“Well, I hope Lorry won’t think that he has to go. Some of the boys in town are talking about it.”
“It’s in the air,” said Shoop.
“And his father will need him now. Could you spare him, if Jim finds he can’t get along alone?”
“I don’t know,” laughed Bud. “I reckon I need somebody to look after them campers up to my old place.”
“Oh, I forgot to tell you; the folks that were here last summer stopped by on their way to Jason. Mrs. Weston and her girl. They said they were going to visit Mr. Bronson.”
“H’m! Then I reckon I got to keep Lorry. Don’t know what three females would do with just Bronson for comp’ny. He’s a-tickin’ at that writin’ machine of his most all day, and sometimes nights. It must be like livin’ in a cave.”
“But Dorothy hasn’t,” said Lorry.
“That’s right! My, but that little gal has built up wonderful since she’s been up there! Did you see my watch?”

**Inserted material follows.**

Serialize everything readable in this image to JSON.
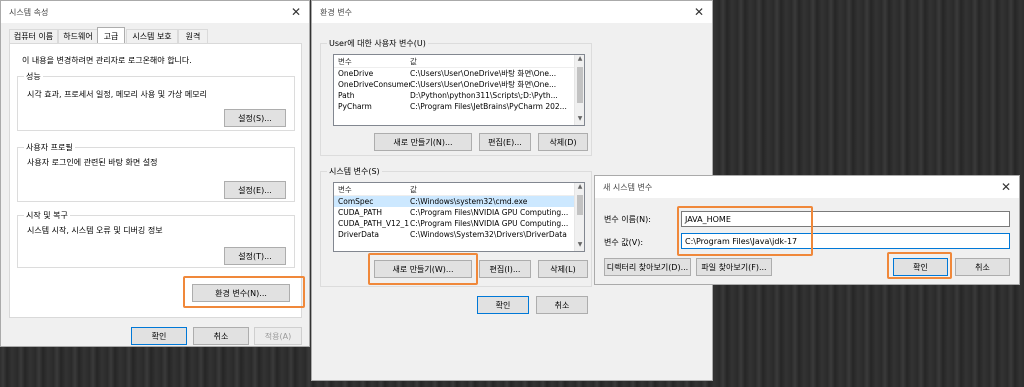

“Some style to that!” And Shoop displayed the new watch with pride. “And here’s the name of the lady what give it to me.”
Lorry’s mother examined the watch, and handed it to Lorry, to whom the news of the gift was a surprise.
“But she didn’t give him a watch,” said Shoop, chuckling.
* * * * *
Up in their room that night, Lorry helped Bud out of his coat. Shoop’s arm was stiff and sore.
“And your mother would think it was a mighty queer business, if she knowed this,” said Bud, “or who that number thirty-eight was down there.”
“You sure made a good bluff, Bud.”
“Mebby. But I was scared to death. When I was talkin’ about Sterling so free and easy, and your maw mighty near ketched me that time, my arm was itchin’ like hell-fire, and I dassen scratch it. I never knowed a fella’s conscience could get to workin’ around his system like that. Now, if it was my laig, I could ‘a’ scratched it with my other foot under the table. Say, but you sure showed red in your face when your maw said them Weston folks was up to the camp.”
“Oh, I don’t know.”
“Well, I do. Here, hook onto your Uncle Bud’s boot. I’m set: go ahead and pull. You can’t do nothin’ but shake the buildin’. Say, what does Bronson call his gal ‘Peter Pan’ for?”
“Why, it’s a kind of foreign name,” flashed Lorry. “And it sounds all right when you say it right. You said it like the ‘pan’ was settin’ a mile off.”
“Well, you needn’t to get mad.”
In the Hills
Lorry’s return to the mountains was somewhat of a disappointment to his expectations. Dorothy had greeted him quite casually and naturally enough, in that she knew nothing of his recent venture. He was again introduced to Mrs. Weston and her daughter. For the first time Dorothy heard of the automobile accident and Lorry’s share in the subsequent proceedings. She asked Lorry why he had not told her that he knew the Westons. He had no reply save “Oh, I don’t know,” which rather piqued Dorothy. He was usually definite and frank.